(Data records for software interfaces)
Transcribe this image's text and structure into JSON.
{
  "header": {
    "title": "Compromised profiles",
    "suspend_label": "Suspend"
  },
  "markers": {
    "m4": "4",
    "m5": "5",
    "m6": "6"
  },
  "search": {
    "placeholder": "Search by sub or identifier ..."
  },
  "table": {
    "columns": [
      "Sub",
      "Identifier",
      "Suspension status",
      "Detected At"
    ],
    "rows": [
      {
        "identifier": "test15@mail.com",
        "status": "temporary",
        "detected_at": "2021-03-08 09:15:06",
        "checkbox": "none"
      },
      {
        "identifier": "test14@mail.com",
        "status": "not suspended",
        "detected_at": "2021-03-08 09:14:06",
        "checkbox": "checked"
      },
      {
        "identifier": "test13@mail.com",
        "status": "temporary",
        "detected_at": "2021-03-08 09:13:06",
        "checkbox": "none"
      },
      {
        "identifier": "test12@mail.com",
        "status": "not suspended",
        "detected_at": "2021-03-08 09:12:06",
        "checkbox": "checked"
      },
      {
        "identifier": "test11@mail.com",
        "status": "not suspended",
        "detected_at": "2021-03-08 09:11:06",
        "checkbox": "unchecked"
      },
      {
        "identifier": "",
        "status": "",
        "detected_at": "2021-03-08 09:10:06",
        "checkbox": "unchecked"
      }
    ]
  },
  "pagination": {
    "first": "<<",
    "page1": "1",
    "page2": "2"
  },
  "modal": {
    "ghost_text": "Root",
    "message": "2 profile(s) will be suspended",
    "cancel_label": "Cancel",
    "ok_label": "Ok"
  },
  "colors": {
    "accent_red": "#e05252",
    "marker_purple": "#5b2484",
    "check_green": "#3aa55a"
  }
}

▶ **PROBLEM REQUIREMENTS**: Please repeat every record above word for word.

▶ **EXERCISE OUTPUT**:
Transcribe this image's text and structure into JSON.
{
  "header": {
    "title": "Compromised profiles",
    "suspend_label": "Suspend"
  },
  "markers": {
    "m4": "4",
    "m5": "5",
    "m6": "6"
  },
  "search": {
    "placeholder": "Search by sub or identifier ..."
  },
  "table": {
    "columns": [
      "Sub",
      "Identifier",
      "Suspension status",
      "Detected At"
    ],
    "rows": [
      {
        "identifier": "test15@mail.com",
        "status": "temporary",
        "detected_at": "2021-03-08 09:15:06",
        "checkbox": "none"
      },
      {
        "identifier": "test14@mail.com",
        "status": "not suspended",
        "detected_at": "2021-03-08 09:14:06",
        "checkbox": "checked"
      },
      {
        "identifier": "test13@mail.com",
        "status": "temporary",
        "detected_at": "2021-03-08 09:13:06",
        "checkbox": "none"
      },
      {
        "identifier": "test12@mail.com",
        "status": "not suspended",
        "detected_at": "2021-03-08 09:12:06",
        "checkbox": "checked"
      },
      {
        "identifier": "test11@mail.com",
        "status": "not suspended",
        "detected_at": "2021-03-08 09:11:06",
        "checkbox": "unchecked"
      },
      {
        "identifier": "",
        "status": "",
        "detected_at": "2021-03-08 09:10:06",
        "checkbox": "unchecked"
      }
    ]
  },
  "pagination": {
    "first": "<<",
    "page1": "1",
    "page2": "2"
  },
  "modal": {
    "ghost_text": "Root",
    "message": "2 profile(s) will be suspended",
    "cancel_label": "Cancel",
    "ok_label": "Ok"
  },
  "colors": {
    "accent_red": "#e05252",
    "marker_purple": "#5b2484",
    "check_green": "#3aa55a"
  }
}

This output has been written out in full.